■ **Exercise goal**
Only lines that contain the string "folder" should be returned from the material below.

■ **Information given**
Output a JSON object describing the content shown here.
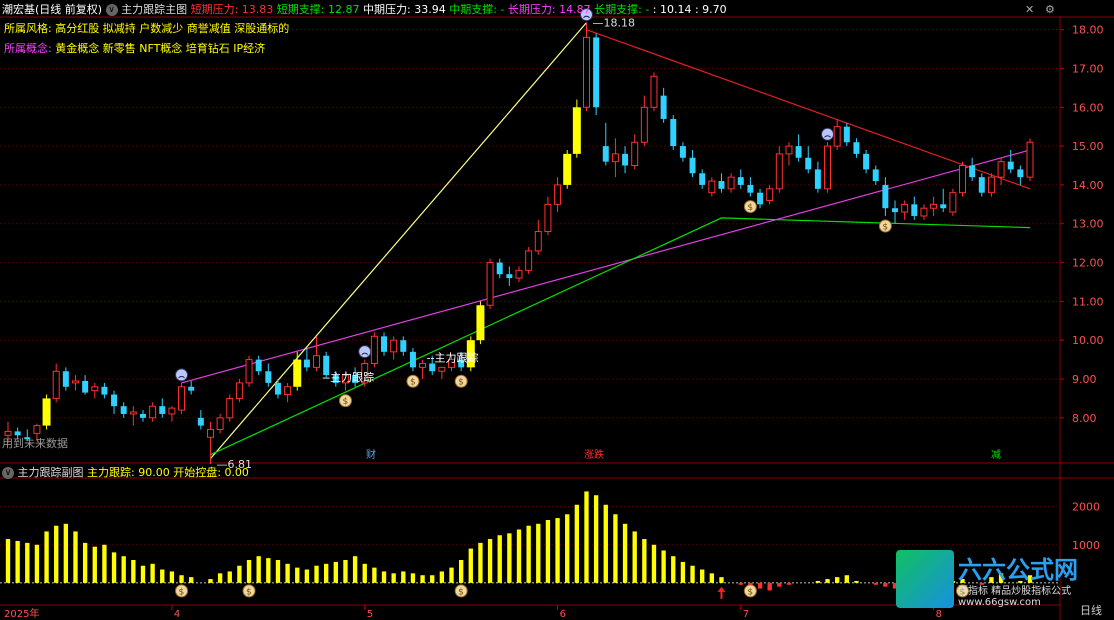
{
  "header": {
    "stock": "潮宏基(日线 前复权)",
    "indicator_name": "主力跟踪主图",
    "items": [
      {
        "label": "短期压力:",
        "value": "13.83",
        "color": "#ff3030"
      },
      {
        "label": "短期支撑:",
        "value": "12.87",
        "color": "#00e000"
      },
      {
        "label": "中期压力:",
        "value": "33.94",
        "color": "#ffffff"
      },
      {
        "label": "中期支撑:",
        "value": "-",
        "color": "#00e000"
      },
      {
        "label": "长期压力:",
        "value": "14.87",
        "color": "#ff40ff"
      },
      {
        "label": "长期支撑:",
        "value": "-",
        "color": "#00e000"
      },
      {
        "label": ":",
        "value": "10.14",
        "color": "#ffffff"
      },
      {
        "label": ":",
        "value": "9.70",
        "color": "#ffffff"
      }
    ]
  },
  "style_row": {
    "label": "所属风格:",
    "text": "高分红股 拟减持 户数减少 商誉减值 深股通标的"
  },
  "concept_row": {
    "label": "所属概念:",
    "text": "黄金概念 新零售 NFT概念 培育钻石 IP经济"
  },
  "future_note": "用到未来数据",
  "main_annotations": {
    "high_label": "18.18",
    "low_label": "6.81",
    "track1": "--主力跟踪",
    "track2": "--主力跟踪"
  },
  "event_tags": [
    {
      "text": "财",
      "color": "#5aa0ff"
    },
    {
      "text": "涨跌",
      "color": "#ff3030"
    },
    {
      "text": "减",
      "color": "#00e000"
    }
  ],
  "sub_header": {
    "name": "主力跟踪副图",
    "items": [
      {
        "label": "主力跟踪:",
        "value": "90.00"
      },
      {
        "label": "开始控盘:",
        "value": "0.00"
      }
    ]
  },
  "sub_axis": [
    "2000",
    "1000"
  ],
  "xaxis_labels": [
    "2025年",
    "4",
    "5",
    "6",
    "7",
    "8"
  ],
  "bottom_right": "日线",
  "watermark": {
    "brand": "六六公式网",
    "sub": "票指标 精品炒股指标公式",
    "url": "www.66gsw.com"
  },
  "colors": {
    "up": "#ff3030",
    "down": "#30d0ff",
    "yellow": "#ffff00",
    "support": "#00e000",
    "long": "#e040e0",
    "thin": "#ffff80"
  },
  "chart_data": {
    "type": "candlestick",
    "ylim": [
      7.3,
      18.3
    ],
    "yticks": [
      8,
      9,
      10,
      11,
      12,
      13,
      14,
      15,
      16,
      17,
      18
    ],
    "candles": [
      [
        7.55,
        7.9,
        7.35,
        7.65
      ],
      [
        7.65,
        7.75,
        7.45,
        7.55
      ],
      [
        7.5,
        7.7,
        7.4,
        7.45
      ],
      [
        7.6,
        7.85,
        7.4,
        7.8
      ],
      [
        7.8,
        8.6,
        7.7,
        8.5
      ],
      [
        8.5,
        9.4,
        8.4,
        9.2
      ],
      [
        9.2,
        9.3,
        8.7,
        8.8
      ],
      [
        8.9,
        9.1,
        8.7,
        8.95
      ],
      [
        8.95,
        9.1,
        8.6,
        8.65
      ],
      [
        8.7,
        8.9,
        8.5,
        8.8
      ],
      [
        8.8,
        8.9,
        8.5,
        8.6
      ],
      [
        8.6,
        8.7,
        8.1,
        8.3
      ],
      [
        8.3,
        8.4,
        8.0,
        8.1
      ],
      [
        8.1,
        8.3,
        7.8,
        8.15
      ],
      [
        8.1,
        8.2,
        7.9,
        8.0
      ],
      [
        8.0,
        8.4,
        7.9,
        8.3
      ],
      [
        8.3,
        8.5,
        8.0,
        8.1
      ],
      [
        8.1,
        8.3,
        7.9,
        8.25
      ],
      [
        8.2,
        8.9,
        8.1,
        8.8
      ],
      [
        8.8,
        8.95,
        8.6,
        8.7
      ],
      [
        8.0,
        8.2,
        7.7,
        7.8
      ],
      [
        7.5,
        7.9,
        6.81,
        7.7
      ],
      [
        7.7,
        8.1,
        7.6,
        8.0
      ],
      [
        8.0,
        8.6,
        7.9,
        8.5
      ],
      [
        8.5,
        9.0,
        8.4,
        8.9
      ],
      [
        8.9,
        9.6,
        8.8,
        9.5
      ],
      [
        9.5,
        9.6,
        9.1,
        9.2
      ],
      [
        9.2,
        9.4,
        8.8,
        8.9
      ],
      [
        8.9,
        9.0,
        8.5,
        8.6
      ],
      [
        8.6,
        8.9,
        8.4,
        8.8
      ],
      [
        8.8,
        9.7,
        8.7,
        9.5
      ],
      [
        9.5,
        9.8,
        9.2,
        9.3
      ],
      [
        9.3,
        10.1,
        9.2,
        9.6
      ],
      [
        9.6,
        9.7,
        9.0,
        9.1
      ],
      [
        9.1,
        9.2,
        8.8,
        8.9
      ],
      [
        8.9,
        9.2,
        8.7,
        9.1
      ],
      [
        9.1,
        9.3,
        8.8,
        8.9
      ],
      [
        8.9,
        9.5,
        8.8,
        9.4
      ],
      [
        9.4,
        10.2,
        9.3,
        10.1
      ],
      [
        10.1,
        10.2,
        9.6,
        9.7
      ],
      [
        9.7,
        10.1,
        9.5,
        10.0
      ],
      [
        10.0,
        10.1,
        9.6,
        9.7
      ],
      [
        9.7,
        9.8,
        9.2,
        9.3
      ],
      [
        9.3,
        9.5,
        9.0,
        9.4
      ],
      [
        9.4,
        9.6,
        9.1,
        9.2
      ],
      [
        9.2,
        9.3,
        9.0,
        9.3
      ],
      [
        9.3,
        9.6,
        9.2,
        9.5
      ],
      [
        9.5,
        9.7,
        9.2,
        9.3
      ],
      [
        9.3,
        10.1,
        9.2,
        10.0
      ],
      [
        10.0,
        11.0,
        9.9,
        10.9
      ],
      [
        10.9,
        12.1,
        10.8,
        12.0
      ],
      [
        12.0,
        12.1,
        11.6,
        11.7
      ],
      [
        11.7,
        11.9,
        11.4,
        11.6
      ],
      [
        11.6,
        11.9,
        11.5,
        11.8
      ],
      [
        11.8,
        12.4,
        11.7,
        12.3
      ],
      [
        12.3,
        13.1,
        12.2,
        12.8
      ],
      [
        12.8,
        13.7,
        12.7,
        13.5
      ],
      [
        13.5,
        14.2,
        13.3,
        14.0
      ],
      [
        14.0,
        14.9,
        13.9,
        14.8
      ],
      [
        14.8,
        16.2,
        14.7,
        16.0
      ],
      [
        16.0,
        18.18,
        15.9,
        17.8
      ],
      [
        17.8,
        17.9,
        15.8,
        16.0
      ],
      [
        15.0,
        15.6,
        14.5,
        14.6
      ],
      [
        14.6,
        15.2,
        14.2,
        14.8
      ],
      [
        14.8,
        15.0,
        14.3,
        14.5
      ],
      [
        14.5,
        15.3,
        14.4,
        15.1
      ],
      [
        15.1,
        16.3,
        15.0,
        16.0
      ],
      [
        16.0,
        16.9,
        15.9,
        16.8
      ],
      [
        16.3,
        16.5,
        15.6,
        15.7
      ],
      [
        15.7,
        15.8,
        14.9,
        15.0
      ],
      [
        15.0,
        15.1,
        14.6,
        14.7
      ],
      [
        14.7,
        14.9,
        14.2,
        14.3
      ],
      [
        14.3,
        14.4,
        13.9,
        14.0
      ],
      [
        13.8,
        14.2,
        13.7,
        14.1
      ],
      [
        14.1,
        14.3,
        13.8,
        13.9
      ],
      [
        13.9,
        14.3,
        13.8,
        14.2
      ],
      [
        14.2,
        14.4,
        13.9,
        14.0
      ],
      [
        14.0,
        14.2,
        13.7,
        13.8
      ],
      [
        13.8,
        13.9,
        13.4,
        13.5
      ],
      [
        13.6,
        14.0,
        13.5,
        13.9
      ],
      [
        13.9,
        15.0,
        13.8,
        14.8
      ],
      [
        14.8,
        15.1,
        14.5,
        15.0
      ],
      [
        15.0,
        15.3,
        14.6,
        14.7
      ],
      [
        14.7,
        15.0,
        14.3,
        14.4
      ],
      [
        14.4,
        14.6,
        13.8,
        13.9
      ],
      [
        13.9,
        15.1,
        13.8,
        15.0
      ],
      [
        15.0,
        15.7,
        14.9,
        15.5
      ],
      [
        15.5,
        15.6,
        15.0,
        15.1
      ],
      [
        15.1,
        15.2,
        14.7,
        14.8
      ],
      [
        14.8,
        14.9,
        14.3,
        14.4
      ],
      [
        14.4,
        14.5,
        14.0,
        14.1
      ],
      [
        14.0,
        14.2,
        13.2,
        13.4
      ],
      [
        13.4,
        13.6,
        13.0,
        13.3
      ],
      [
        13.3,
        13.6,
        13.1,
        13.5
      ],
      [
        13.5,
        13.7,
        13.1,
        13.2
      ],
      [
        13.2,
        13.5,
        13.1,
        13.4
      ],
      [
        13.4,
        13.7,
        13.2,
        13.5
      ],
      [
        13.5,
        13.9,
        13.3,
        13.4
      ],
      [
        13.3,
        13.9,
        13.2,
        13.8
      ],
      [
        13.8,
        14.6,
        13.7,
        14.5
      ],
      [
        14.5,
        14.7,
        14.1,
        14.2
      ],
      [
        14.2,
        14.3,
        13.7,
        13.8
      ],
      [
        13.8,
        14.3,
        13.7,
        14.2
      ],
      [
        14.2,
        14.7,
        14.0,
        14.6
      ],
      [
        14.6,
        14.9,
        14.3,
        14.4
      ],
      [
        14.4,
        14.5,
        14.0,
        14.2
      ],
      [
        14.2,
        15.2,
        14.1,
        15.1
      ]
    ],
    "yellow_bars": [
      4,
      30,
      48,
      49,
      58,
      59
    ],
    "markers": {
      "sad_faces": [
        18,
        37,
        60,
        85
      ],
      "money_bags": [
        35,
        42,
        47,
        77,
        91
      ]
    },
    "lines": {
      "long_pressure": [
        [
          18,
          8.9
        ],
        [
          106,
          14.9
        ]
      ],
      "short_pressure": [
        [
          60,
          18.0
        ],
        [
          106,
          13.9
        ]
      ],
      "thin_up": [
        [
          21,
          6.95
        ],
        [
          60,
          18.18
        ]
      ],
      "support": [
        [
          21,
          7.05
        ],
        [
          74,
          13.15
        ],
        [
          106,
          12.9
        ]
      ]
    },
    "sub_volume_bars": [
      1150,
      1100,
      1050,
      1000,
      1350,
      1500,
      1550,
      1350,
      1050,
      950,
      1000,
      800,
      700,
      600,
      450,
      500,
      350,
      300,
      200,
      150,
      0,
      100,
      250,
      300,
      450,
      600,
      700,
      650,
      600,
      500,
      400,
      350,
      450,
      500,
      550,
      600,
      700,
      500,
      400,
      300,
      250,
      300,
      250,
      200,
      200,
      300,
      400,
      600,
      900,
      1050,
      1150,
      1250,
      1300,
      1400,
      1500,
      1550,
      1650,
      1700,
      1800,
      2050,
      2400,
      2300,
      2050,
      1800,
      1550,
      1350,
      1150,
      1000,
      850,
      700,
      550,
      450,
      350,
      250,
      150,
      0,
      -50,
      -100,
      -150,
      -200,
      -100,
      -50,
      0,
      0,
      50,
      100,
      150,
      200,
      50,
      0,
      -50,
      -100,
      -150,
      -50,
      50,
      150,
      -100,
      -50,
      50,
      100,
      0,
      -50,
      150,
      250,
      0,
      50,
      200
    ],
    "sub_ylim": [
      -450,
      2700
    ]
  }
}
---
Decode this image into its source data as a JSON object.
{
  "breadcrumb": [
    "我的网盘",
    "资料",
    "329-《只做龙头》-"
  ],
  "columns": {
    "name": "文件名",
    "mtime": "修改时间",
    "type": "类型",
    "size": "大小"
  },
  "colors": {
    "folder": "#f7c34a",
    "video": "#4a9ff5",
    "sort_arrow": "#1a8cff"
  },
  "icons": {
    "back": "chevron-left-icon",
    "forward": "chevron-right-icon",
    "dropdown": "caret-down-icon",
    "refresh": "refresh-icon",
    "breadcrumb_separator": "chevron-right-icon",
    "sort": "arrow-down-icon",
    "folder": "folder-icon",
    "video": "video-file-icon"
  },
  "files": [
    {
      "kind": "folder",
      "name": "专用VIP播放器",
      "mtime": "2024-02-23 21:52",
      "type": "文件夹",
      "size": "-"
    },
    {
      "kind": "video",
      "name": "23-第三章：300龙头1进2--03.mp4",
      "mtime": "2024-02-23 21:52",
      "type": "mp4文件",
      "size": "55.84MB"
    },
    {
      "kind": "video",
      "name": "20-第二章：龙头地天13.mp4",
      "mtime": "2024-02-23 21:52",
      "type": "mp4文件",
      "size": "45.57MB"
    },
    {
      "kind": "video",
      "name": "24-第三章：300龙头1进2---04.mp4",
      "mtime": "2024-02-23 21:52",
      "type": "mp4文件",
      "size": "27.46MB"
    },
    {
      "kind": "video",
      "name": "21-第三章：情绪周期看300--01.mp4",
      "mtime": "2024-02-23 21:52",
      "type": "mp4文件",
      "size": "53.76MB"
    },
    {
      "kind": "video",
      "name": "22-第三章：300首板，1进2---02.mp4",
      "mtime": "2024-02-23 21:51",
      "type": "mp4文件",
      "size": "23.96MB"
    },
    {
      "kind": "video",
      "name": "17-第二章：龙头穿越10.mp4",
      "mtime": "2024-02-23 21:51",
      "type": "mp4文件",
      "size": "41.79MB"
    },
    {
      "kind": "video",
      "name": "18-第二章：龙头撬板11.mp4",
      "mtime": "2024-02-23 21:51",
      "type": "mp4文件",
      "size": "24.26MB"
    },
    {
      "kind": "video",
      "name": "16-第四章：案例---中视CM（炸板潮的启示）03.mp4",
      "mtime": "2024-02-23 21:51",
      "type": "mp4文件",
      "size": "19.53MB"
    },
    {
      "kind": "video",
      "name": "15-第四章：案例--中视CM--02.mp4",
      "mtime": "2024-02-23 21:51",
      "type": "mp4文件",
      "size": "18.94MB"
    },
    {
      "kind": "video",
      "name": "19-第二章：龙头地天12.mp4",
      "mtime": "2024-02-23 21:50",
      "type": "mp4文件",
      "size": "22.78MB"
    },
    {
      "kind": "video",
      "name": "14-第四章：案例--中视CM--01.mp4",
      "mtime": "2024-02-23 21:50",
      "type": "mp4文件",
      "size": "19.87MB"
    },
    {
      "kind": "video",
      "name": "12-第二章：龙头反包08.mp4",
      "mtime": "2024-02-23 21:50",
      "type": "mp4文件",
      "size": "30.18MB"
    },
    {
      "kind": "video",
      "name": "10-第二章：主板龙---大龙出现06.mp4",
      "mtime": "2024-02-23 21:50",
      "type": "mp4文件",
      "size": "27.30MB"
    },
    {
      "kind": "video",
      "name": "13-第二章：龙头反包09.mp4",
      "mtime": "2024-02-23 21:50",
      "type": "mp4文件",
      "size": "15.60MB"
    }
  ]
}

■ **Exercise solution**
    "folder": "#f7c34a",
    "folder": "folder-icon",
      "kind": "folder",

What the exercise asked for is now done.